Before I begin I want to congratulate you. For what? For having the courage to launch your business and the stamina to stay in business. I was once a small-business owner, and I know how difficult it is. Not only is it difficult competing in an ultra-competitive global market, it’s sometimes difficult hearing criticism about how you run your business.
Successful small-business owners manage their time well. With so many tasks and people and events competing for your time, as a small-business owner, you must manage your time well and spend time in every area of your business.
Just as we cannot create land, the same constraint applies to electromagnetic spectrum, the real estate on which wireless communication is built. Interesting to Missouri, the congressional committee most equipped to address this modern-day limit includes both of the state’s senators, Republican Roy Blunt and Democrat Claire McCaskill.
The title of an article in the Ivey Business Journal caught my attention because it explained what happens to business owners who resist change — “Adapt or Die.” It began with this: “Enterprises that do not adapt are in for a lot of trouble. The problem is change: The more rapid the pace of change, the more dire the consequences of stubbornly sticking to old ways.”

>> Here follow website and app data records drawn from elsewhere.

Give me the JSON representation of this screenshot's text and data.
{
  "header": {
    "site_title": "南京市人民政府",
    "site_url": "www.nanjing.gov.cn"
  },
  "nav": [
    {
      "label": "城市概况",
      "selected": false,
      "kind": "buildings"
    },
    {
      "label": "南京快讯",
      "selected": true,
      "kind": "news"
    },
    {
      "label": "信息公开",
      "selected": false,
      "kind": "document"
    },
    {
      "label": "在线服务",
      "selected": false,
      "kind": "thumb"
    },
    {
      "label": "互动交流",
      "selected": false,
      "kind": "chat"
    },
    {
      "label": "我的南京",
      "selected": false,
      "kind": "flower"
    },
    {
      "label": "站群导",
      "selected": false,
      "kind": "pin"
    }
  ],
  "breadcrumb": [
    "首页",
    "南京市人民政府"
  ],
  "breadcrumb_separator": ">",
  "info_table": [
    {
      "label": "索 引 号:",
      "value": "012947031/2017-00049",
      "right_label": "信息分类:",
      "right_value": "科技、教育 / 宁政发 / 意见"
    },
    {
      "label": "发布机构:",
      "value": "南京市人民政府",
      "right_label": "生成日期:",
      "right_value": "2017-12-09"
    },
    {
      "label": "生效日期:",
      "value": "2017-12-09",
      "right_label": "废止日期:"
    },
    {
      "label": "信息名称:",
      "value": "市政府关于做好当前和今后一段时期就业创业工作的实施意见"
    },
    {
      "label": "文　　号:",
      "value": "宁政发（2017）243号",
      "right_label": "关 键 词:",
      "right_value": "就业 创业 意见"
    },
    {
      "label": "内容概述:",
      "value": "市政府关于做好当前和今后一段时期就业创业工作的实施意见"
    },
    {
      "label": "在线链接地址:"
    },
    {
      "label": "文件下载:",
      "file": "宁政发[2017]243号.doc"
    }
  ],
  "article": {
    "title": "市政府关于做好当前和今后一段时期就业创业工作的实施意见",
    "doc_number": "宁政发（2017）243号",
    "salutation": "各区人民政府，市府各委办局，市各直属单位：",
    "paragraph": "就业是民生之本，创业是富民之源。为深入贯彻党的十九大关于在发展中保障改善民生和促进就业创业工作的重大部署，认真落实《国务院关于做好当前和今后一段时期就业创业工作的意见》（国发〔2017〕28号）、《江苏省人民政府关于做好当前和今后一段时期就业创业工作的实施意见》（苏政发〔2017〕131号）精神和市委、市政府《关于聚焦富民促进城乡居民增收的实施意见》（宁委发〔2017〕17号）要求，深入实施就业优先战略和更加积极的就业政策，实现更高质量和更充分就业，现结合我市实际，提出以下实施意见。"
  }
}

I was talking to a minority small-business owner, and he said he couldn’t understand why a business owner or corporate executive would resist having a diverse workplace. I asked whether his business was diverse, and he said it was.
You wouldn’t drive your car month after month without getting it serviced because you know, for it to continue running at peak efficiency, it has to have its regular checkup. Even if it’s running smoothly, you’d still have it serviced because you know you’d have a big repair bill if you didn’t. Why not do the same for your business?
I was explaining to a friend who is also a small-business owner that if he wants to grow his business, he needs to use state-of-the-art technology and best practices. Since I like using analogies, I asked, “What are you using to guide your business: a road map or a GPS?”
The next wave of innovation necessary to buoy rural economies will not come from improved genetics, machinery technology or agronomics alone. Farmers and agronomists must adopt advanced data science and associated tools to factually validate farm management decisions as well as investments.